▸ **Problem statement**
Tally the lines below that contain the word "this", and give only that number.
[[ Data under study, beginning ]]
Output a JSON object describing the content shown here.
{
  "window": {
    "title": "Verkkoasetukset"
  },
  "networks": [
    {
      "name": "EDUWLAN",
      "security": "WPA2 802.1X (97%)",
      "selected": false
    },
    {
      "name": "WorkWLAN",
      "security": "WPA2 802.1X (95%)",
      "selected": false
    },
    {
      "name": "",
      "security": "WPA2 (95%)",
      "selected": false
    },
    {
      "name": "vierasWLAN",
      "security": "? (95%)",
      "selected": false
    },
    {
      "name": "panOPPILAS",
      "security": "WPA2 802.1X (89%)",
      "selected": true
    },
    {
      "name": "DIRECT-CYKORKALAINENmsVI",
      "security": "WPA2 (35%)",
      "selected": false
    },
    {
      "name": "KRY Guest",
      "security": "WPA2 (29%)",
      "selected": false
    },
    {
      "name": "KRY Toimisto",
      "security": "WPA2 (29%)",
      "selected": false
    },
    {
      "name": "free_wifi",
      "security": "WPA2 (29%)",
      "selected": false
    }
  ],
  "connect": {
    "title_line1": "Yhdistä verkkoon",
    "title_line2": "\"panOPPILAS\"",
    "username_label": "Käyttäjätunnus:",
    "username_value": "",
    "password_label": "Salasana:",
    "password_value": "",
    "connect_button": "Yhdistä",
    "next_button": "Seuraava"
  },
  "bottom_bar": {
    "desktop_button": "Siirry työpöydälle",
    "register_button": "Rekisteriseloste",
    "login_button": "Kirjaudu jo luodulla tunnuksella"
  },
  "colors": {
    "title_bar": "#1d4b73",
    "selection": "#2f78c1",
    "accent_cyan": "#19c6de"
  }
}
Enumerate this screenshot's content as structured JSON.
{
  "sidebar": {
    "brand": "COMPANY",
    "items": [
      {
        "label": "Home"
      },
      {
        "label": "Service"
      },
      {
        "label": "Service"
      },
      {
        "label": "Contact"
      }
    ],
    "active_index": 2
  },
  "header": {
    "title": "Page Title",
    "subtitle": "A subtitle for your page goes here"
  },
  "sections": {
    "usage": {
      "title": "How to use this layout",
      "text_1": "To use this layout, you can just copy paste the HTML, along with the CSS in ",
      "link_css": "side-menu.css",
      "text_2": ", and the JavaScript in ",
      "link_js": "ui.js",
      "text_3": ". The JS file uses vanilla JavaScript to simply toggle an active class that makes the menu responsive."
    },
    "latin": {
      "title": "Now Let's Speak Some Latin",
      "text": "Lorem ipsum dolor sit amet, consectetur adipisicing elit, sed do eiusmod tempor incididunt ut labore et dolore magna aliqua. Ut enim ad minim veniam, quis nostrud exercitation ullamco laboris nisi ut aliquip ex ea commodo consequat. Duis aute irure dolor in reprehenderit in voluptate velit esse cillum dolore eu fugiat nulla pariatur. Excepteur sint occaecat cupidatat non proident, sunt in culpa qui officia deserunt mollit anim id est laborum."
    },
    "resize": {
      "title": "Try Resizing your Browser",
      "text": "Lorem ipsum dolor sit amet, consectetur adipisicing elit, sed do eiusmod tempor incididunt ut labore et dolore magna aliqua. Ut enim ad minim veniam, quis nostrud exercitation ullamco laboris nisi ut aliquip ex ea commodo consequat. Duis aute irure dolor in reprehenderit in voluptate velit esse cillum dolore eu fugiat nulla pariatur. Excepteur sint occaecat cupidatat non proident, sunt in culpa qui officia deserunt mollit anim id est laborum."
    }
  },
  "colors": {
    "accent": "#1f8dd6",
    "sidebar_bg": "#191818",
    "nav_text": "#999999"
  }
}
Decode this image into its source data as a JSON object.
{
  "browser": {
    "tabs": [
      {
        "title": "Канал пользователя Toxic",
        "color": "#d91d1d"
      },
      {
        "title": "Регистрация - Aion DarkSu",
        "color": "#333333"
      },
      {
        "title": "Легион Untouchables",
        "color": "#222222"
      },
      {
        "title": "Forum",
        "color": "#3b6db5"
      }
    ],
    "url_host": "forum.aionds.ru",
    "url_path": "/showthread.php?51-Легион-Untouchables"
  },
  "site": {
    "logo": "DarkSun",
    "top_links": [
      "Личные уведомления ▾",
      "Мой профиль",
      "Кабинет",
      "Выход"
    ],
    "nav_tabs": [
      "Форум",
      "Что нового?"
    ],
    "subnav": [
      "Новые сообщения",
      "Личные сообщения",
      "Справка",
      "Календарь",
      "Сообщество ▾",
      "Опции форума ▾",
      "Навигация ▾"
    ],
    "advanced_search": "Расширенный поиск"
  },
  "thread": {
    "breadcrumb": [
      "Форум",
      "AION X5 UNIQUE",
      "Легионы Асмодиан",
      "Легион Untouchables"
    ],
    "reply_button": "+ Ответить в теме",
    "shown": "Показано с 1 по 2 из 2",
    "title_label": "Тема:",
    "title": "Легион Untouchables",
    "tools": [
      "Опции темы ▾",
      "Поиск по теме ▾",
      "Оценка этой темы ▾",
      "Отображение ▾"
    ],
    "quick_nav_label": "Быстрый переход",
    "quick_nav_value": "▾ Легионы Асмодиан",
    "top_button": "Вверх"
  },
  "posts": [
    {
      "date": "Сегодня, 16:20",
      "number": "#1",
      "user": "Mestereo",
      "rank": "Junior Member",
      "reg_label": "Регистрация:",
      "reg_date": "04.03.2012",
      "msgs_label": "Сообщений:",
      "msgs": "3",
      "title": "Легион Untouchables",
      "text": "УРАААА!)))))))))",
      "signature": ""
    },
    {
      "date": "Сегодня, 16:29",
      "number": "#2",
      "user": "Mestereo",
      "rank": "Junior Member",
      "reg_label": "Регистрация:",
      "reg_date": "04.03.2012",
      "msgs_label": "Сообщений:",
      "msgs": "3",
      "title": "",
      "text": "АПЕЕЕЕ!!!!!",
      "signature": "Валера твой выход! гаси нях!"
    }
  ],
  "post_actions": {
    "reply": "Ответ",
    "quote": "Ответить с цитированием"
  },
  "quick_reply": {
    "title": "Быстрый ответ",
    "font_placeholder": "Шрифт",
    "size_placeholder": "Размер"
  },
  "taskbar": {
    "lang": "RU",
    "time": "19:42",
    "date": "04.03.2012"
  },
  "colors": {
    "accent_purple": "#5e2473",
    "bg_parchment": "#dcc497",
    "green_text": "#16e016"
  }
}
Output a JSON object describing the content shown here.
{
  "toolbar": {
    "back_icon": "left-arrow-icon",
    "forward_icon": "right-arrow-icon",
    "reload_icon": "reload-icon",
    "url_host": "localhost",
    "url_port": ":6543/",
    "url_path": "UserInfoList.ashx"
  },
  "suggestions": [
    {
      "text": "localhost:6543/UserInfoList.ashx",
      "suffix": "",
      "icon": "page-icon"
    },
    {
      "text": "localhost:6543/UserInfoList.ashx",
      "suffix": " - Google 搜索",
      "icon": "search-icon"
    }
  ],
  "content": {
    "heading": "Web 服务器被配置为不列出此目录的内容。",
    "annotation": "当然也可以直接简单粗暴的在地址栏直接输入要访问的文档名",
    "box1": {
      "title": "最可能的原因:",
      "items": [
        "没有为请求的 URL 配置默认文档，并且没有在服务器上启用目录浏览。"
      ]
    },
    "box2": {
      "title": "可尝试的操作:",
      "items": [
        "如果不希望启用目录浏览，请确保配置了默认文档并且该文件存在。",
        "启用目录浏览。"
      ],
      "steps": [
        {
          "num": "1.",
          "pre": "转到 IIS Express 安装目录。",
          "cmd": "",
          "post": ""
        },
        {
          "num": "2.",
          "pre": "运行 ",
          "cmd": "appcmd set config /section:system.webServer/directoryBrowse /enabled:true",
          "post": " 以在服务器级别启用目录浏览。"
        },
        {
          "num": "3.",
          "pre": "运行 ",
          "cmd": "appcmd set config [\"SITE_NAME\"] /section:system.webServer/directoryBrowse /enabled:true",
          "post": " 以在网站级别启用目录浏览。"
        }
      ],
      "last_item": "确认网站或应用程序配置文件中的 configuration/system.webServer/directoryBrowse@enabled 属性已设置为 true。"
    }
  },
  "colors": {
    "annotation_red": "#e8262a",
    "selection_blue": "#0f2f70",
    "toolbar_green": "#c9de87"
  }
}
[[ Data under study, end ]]
▸ **Solution to the problem**
4